Media contact: MPI media team
The recent Myrtle Rust Science Symposium discussed solutions to battle the invasive rust disease which is attacking iconic species such as pōhutukawa and ramarama, and heard how myrtle rust has wiped out species from some areas across the Tasman.
Almost 100 delegates attended the 2-day symposium in Auckland, which was organised by Biosecurity New Zealand (part of the Ministry for Primary Industries – MPI), with support from the Department of Conservation (DOC) and the Myrtle Rust Strategic Science Advisory Group (SSAG).
The event brought together scientists, central government, and representatives from groups working to combat myrtle rust on the ground, including councils, iwi, and the plant and honey sectors.
MPI’s science policy manager Naomi Parker says science will be key to fighting myrtle rust, which is now widely distributed across key parts of the North Island and in the north and west of the South Island. The disease, which is carried on the wind, has the potential to damage many ecologically, economically, and culturally significant native tree, shrub, and vine species, including pōhutukawa, mānuka, and non-natives such as feijoa.

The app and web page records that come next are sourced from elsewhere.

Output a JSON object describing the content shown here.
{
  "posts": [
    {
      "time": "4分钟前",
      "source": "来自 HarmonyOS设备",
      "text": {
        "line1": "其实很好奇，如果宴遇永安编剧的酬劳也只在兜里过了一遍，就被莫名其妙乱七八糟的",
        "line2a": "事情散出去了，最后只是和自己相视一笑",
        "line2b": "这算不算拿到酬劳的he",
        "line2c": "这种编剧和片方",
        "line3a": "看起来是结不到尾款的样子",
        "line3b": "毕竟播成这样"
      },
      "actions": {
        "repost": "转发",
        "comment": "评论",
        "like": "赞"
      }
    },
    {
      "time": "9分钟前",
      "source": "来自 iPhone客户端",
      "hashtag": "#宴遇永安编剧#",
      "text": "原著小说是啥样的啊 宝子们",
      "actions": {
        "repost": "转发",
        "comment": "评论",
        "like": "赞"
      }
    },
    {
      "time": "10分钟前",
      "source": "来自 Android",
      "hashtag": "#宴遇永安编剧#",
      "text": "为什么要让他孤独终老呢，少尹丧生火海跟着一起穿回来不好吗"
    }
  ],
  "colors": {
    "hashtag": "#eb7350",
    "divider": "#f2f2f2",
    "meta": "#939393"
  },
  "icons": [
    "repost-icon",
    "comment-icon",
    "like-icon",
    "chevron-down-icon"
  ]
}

“Speakers presented the findings of more than 20 research projects funded by Biosecurity New Zealand to better understand myrtle rust and limit its impact. These ranged from novel surveillance techniques such as unmanned aerial vehicles to scan the forest canopies for evidence of the disease, to the potential for microbes living in myrtles to inhibit the rust, and the importance of partnering with Māori in both the research and management of myrtle rust.”
Dr Parker says the research reports, which will be published on the Myrtle Rust in New Zealand website over the coming weeks, were identified as priorities by the SSAG, which recently released a science plan to guide research that will be most valuable for managing myrtle rust.
Ken Hughey, the SSAG chair and the Department of Conservation chief science advisor, says an important focus of the symposium was how the science could be used by groups on the ground working to manage the disease, including DOC, botanical gardens, nurseries, and the honey businesses.
“There is no silver bullet when it comes to myrtle rust, but the symposium was a fantastic opportunity to discuss progress and future priorities, and to strengthen the community of stakeholders who are committed to combating this disease.”
Reports from the public are also helping scientists track the spread of myrtle rust and discover new host species.